DUNWOODY, Ga—“Black Panther,” the Marvel comic that smashed box office records this year after being adapted for the big screen, will be the subject of a lecture at Georgia State University’s Dunwoody Campus Oct. 17.
Dr. Amanda Hellman, curator of African Art at Emory University’s Michael C. Carlos Museum, will kick off the Perimeter College Sarah Larson Lecture Series with a talk entitled “Art and Authorship in Black Panther: Historical African Imagery in a Contemporary American Film.”
“The film begins by using typical stereotypes of African poverty,” Hellman said.
But, according to Hellman, “Black Panther” producers utilized a deft kind of “visual language” to debunk these stereotypes and present the movie’s fictional Wakanda as a technologically and socially advanced society. The imagery used relies heavily on cultural traditions from a variety of African countries and ethnic groups from across the continent.
“My presentation will address questions such as who gets to take such liberties with visual material, what are the historical implications and does it do a disservice to the cultures involved,” Hellman said.
Hosted by the Perimeter College Sarah Larson Lecture Series, “Art and Authorship in Black Panther: Historical African Imagery in a Contemporary American Film” is free and open to the public.
The event will be 1-2:15 p.m. at Georgia State’s Dunwoody Campus, 2101 Womack Rd., NC Building Auditorium.
For information, contact Ryan Lake at [email protected] or 770-274-5475.
Top: Scene from “Black Panther” movie. Photo courtesy of Walt Disney Studios Motion Pictures. Marvel Studios’ BLACK PANTHER..L to R: Erik Killmonger (Michael B. Jordan) and T’Challa/Black Panther (Chadwick Boseman)..Ph: Matt Kennedy..©Marvel Studios 2018

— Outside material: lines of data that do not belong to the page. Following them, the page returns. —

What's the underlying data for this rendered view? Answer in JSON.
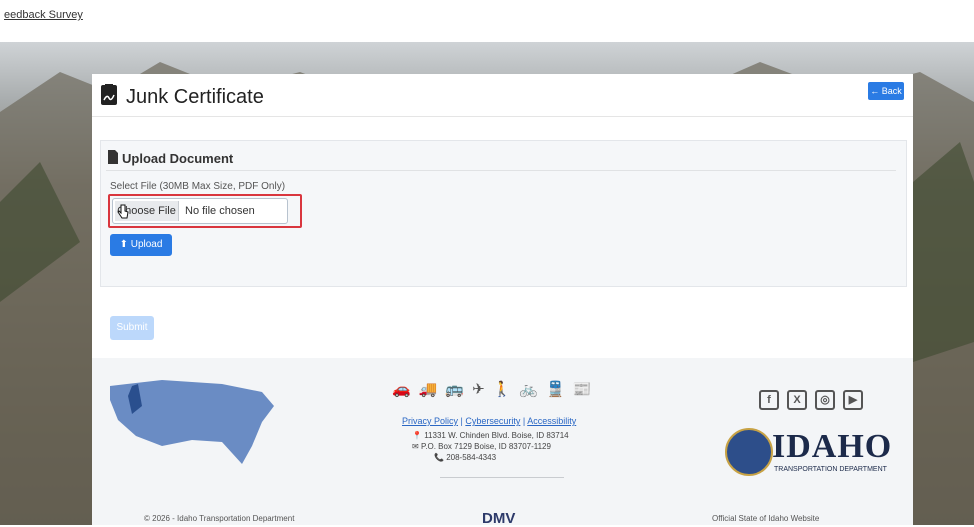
{
  "topbar": {
    "feedback_link": "eedback Survey"
  },
  "page": {
    "title": "Junk Certificate",
    "back_label": "← Back"
  },
  "upload_panel": {
    "title": "Upload Document",
    "file_label": "Select File (30MB Max Size, PDF Only)",
    "choose_file_label": "Choose File",
    "file_status": "No file chosen",
    "upload_label": "Upload",
    "upload_icon": "upload-icon"
  },
  "submit_label": "Submit",
  "footer": {
    "transport_icons": [
      "car-icon",
      "truck-icon",
      "bus-icon",
      "plane-icon",
      "walk-icon",
      "bike-icon",
      "train-icon",
      "newspaper-icon"
    ],
    "links": {
      "privacy": "Privacy Policy",
      "cyber": "Cybersecurity",
      "access": "Accessibility"
    },
    "address1": "11331 W. Chinden Blvd. Boise, ID 83714",
    "address2": "P.O. Box 7129 Boise, ID 83707-1129",
    "phone": "208-584-4343",
    "idaho": "IDAHO",
    "itd": "TRANSPORTATION DEPARTMENT",
    "copyright": "© 2026 - Idaho Transportation Department",
    "dmv": "DMV",
    "official": "Official State of Idaho Website"
  },
  "colors": {
    "primary": "#2a7be4",
    "highlight": "#d9363e"
  }
}
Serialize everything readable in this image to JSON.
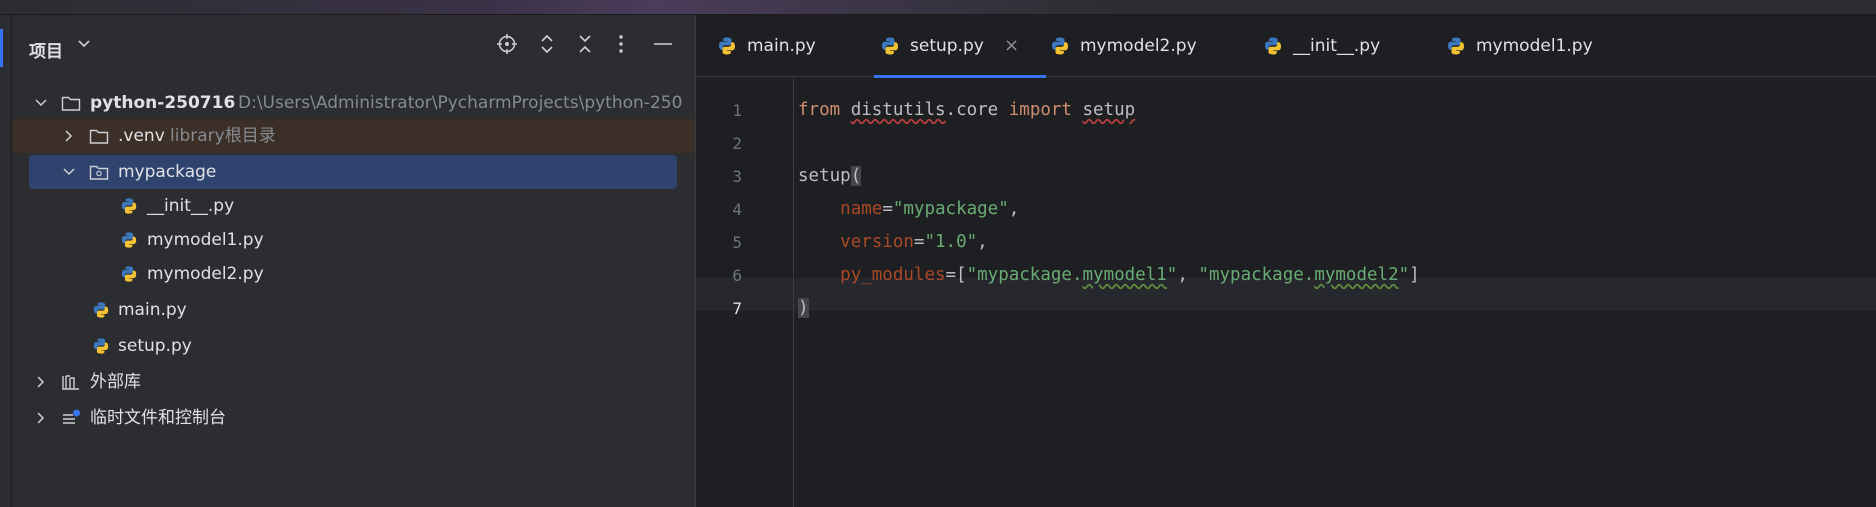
{
  "project_panel": {
    "title": "项目",
    "tree": [
      {
        "label": "python-250716",
        "hint": "D:\\Users\\Administrator\\PycharmProjects\\python-250"
      },
      {
        "label": ".venv",
        "hint": "library根目录"
      },
      {
        "label": "mypackage"
      },
      {
        "label": "__init__.py"
      },
      {
        "label": "mymodel1.py"
      },
      {
        "label": "mymodel2.py"
      },
      {
        "label": "main.py"
      },
      {
        "label": "setup.py"
      },
      {
        "label": "外部库"
      },
      {
        "label": "临时文件和控制台"
      }
    ]
  },
  "editor": {
    "tabs": [
      {
        "label": "main.py"
      },
      {
        "label": "setup.py",
        "active": true
      },
      {
        "label": "mymodel2.py"
      },
      {
        "label": "__init__.py"
      },
      {
        "label": "mymodel1.py"
      }
    ],
    "close_glyph": "×",
    "line_numbers": [
      "1",
      "2",
      "3",
      "4",
      "5",
      "6",
      "7"
    ],
    "code": {
      "l1_from": "from",
      "l1_module": "distutils",
      "l1_rest": ".core ",
      "l1_import": "import",
      "l1_name": "setup",
      "l3_call": "setup",
      "l3_paren": "(",
      "l4_param": "name",
      "l4_value": "\"mypackage\"",
      "l5_param": "version",
      "l5_value": "\"1.0\"",
      "l6_param": "py_modules",
      "l6_v1_a": "\"mypackage.",
      "l6_v1_b": "mymodel1",
      "l6_v1_c": "\"",
      "l6_v2_a": "\"mypackage.",
      "l6_v2_b": "mymodel2",
      "l6_v2_c": "\"",
      "l7_paren": ")"
    }
  },
  "colors": {
    "accent": "#3574f0",
    "keyword": "#cf8e6d",
    "string": "#6aab73",
    "param": "#aa4926"
  }
}
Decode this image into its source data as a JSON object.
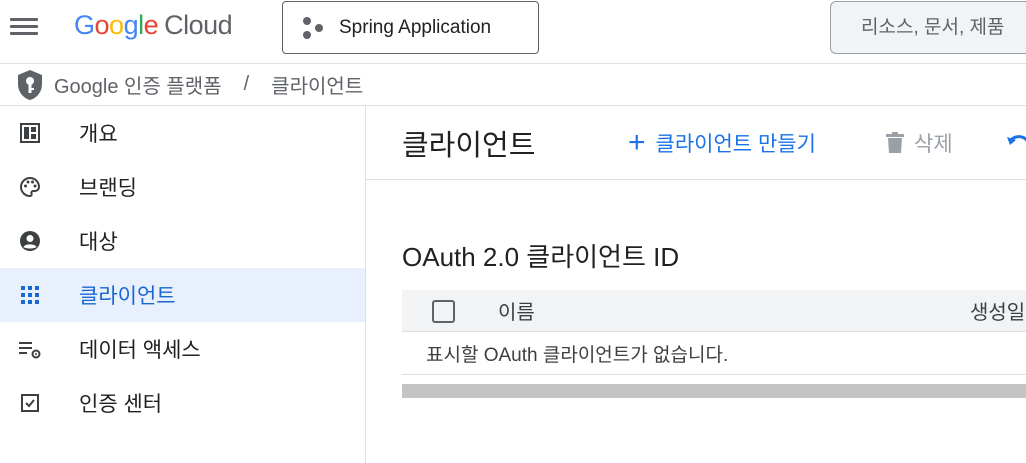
{
  "header": {
    "logo_letters": [
      "G",
      "o",
      "o",
      "g",
      "l",
      "e"
    ],
    "logo_product": "Cloud",
    "project_name": "Spring Application",
    "search_placeholder": "리소스, 문서, 제품"
  },
  "breadcrumb": {
    "product": "Google 인증 플랫폼",
    "separator": "/",
    "current": "클라이언트"
  },
  "sidebar": {
    "items": [
      {
        "label": "개요",
        "icon": "dashboard-icon",
        "active": false
      },
      {
        "label": "브랜딩",
        "icon": "palette-icon",
        "active": false
      },
      {
        "label": "대상",
        "icon": "account-circle-icon",
        "active": false
      },
      {
        "label": "클라이언트",
        "icon": "apps-grid-icon",
        "active": true
      },
      {
        "label": "데이터 액세스",
        "icon": "data-settings-icon",
        "active": false
      },
      {
        "label": "인증 센터",
        "icon": "verified-checkbox-icon",
        "active": false
      }
    ]
  },
  "main": {
    "title": "클라이언트",
    "create_label": "클라이언트 만들기",
    "delete_label": "삭제",
    "section_title": "OAuth 2.0 클라이언트 ID",
    "table": {
      "columns": [
        "이름",
        "생성일"
      ],
      "empty_message": "표시할 OAuth 클라이언트가 없습니다."
    }
  },
  "colors": {
    "accent": "#1a73e8",
    "active_bg": "#e8f0fe",
    "active_text": "#1967d2",
    "disabled": "#9aa0a6"
  }
}
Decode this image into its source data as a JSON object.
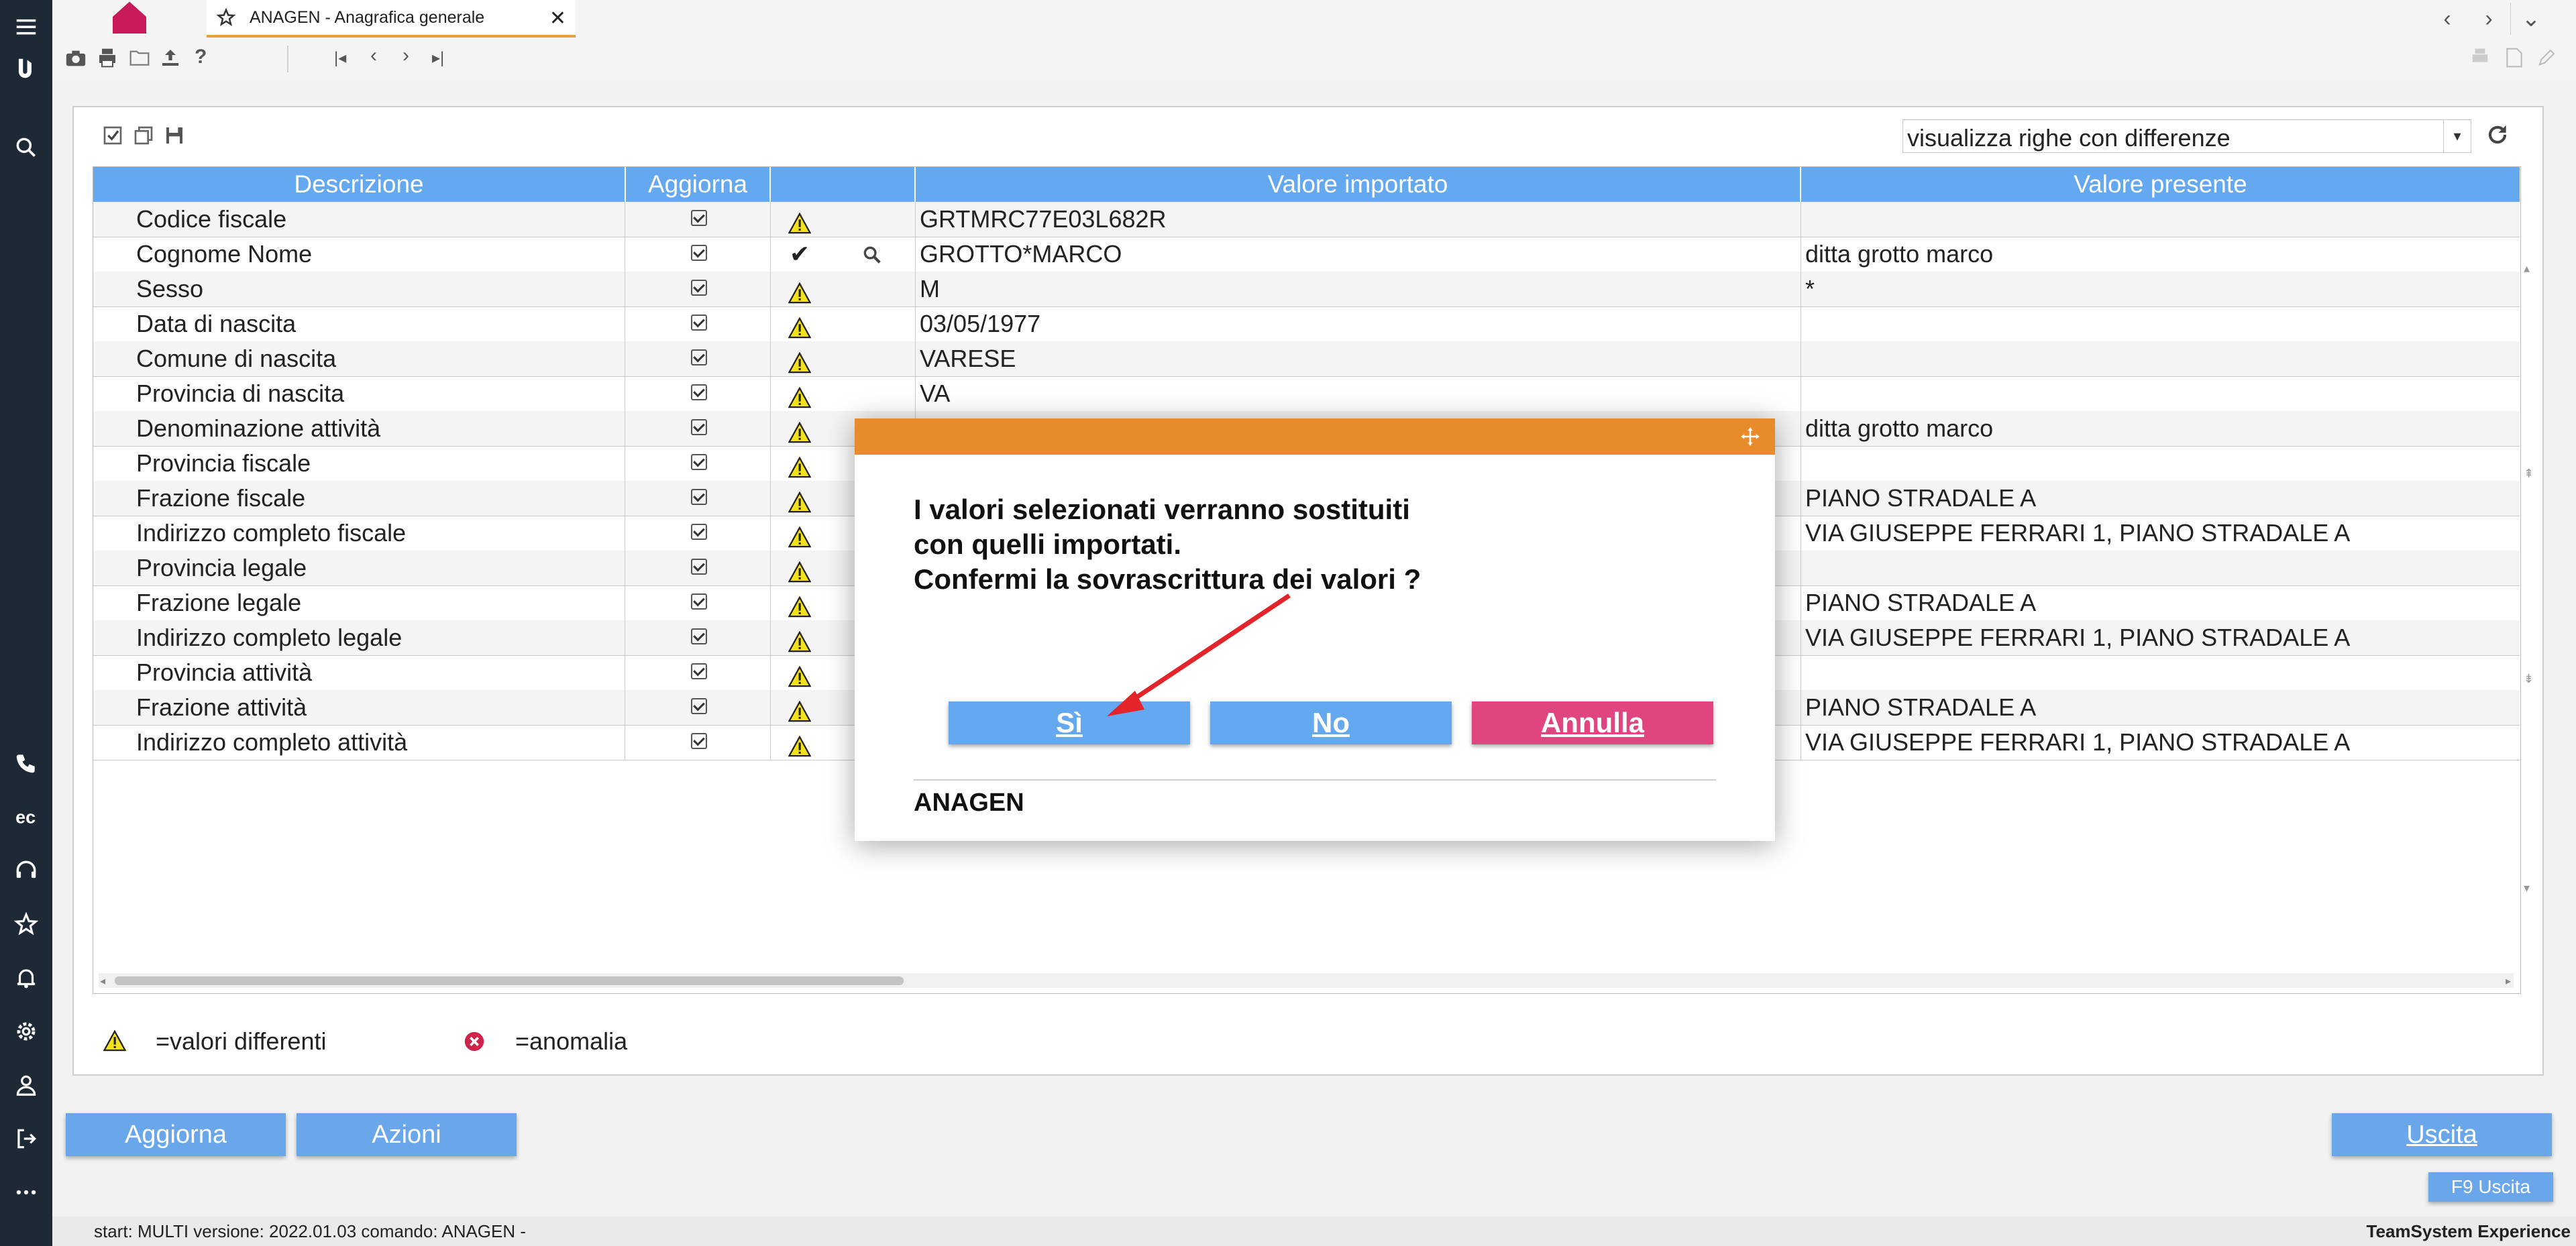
{
  "tabs": {
    "document_title": "ANAGEN - Anagrafica generale"
  },
  "filter": {
    "selected": "visualizza righe con differenze"
  },
  "grid": {
    "headers": [
      "Descrizione",
      "Aggiorna",
      "",
      "Valore importato",
      "Valore presente"
    ],
    "rows": [
      {
        "descr": "Codice fiscale",
        "status": "warning",
        "imported": "GRTMRC77E03L682R",
        "present": ""
      },
      {
        "descr": "Cognome Nome",
        "status": "ok",
        "imported": "GROTTO*MARCO",
        "present": "ditta grotto marco"
      },
      {
        "descr": "Sesso",
        "status": "warning",
        "imported": "M",
        "present": "*"
      },
      {
        "descr": "Data di nascita",
        "status": "warning",
        "imported": "03/05/1977",
        "present": ""
      },
      {
        "descr": "Comune di nascita",
        "status": "warning",
        "imported": "VARESE",
        "present": ""
      },
      {
        "descr": "Provincia di nascita",
        "status": "warning",
        "imported": "VA",
        "present": ""
      },
      {
        "descr": "Denominazione attività",
        "status": "warning",
        "imported": "",
        "present": "ditta grotto marco"
      },
      {
        "descr": "Provincia fiscale",
        "status": "warning",
        "imported": "",
        "present": ""
      },
      {
        "descr": "Frazione fiscale",
        "status": "warning",
        "imported": "",
        "present": "PIANO STRADALE A"
      },
      {
        "descr": "Indirizzo completo fiscale",
        "status": "warning",
        "imported": "",
        "present": "VIA GIUSEPPE FERRARI 1, PIANO STRADALE A"
      },
      {
        "descr": "Provincia legale",
        "status": "warning",
        "imported": "",
        "present": ""
      },
      {
        "descr": "Frazione legale",
        "status": "warning",
        "imported": "",
        "present": "PIANO STRADALE A"
      },
      {
        "descr": "Indirizzo completo legale",
        "status": "warning",
        "imported": "",
        "present": "VIA GIUSEPPE FERRARI 1, PIANO STRADALE A"
      },
      {
        "descr": "Provincia attività",
        "status": "warning",
        "imported": "",
        "present": ""
      },
      {
        "descr": "Frazione attività",
        "status": "warning",
        "imported": "",
        "present": "PIANO STRADALE A"
      },
      {
        "descr": "Indirizzo completo attività",
        "status": "warning",
        "imported": "",
        "present": "VIA GIUSEPPE FERRARI 1, PIANO STRADALE A"
      }
    ]
  },
  "legend": {
    "warning": "=valori differenti",
    "error": "=anomalia"
  },
  "dialog": {
    "line1": "I valori selezionati verranno sostituiti",
    "line2": "con quelli importati.",
    "line3": "Confermi la sovrascrittura dei valori ?",
    "yes": "Sì",
    "no": "No",
    "cancel": "Annulla",
    "footer": "ANAGEN"
  },
  "buttons": {
    "aggiorna": "Aggiorna",
    "azioni": "Azioni",
    "uscita": "Uscita",
    "f9": "F9 Uscita"
  },
  "status": {
    "left": "start: MULTI versione: 2022.01.03 comando: ANAGEN -",
    "right": "TeamSystem Experience"
  },
  "colors": {
    "header_blue": "#64a8f0",
    "dialog_orange": "#e88b2a",
    "cancel_pink": "#e0457f",
    "sidebar": "#1d2a35",
    "home_pink": "#c8195a"
  },
  "icons": [
    "menu-icon",
    "logo-icon",
    "search-icon",
    "phone-icon",
    "ec-icon",
    "headset-icon",
    "star-icon",
    "bell-icon",
    "gear-icon",
    "user-icon",
    "logout-icon",
    "more-icon",
    "home-icon",
    "camera-icon",
    "print-icon",
    "folder-icon",
    "upload-icon",
    "help-icon",
    "first-icon",
    "prev-icon",
    "next-icon",
    "last-icon",
    "refresh-icon",
    "warning-icon",
    "check-icon",
    "magnifier-icon",
    "error-icon",
    "move-icon"
  ]
}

Above, left: Dr. Amanda Hellman, curator of African Art at Emory University’s Michael C. Carlos Museum and speaker at the Sarah Larson Lecture Series.